Work to be completed - Copy every line of the records below that holds the word "Collection".

Records for the task -
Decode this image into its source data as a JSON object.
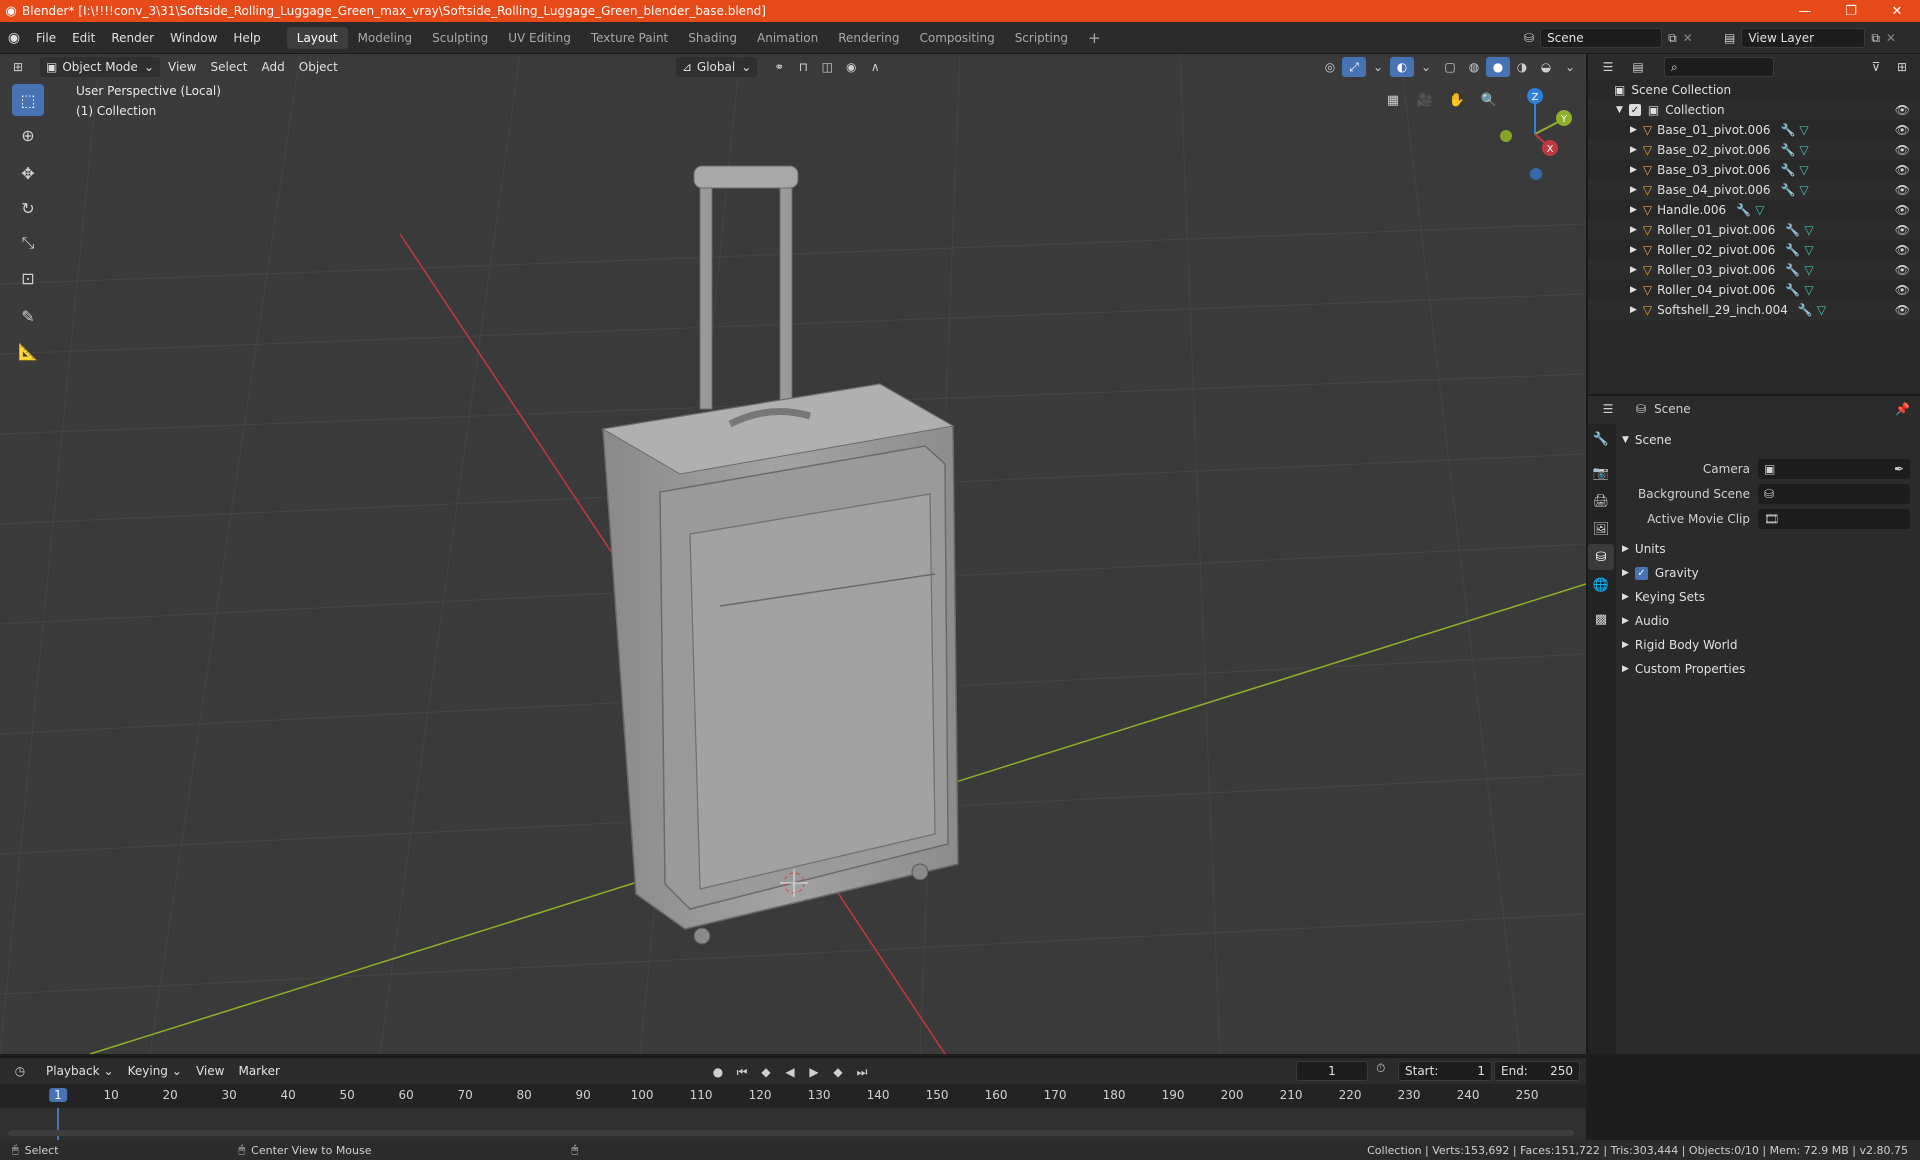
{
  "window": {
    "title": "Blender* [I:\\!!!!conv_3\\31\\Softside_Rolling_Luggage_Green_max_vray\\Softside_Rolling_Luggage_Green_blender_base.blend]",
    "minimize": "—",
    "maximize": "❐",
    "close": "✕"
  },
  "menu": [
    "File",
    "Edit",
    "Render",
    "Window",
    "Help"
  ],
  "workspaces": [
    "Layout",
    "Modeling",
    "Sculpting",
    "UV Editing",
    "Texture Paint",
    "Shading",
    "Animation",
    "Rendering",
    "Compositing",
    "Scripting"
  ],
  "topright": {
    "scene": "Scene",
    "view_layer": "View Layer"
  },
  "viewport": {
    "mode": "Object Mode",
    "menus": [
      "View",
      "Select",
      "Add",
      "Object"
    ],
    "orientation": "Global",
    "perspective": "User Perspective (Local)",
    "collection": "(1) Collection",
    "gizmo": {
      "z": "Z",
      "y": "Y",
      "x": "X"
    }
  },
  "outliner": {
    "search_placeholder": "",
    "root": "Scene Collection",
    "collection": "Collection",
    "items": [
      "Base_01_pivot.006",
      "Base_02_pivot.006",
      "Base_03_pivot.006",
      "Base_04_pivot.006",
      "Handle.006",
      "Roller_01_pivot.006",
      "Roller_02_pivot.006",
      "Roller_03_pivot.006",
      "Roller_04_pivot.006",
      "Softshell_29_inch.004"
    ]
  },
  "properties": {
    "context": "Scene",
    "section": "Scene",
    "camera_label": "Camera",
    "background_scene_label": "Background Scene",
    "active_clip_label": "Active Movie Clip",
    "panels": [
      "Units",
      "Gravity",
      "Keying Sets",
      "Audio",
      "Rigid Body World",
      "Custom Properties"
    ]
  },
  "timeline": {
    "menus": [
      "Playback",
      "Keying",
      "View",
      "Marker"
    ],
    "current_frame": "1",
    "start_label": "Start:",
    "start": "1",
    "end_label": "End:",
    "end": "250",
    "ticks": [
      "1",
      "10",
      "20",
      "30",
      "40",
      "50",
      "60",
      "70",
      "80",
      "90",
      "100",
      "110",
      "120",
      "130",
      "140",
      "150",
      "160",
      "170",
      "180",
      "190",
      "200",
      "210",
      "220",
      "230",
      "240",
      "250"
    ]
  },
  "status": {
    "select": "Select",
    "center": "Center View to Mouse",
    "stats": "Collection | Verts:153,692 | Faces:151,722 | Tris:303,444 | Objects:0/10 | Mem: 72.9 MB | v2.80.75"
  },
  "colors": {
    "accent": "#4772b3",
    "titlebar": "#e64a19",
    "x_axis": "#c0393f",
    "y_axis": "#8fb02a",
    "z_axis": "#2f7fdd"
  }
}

Reply -
    "collection": "(1) Collection",
    "root": "Scene Collection",
    "collection": "Collection",
    "stats": "Collection | Verts:153,692 | Faces:151,722 | Tris:303,444 | Objects:0/10 | Mem: 72.9 MB | v2.80.75"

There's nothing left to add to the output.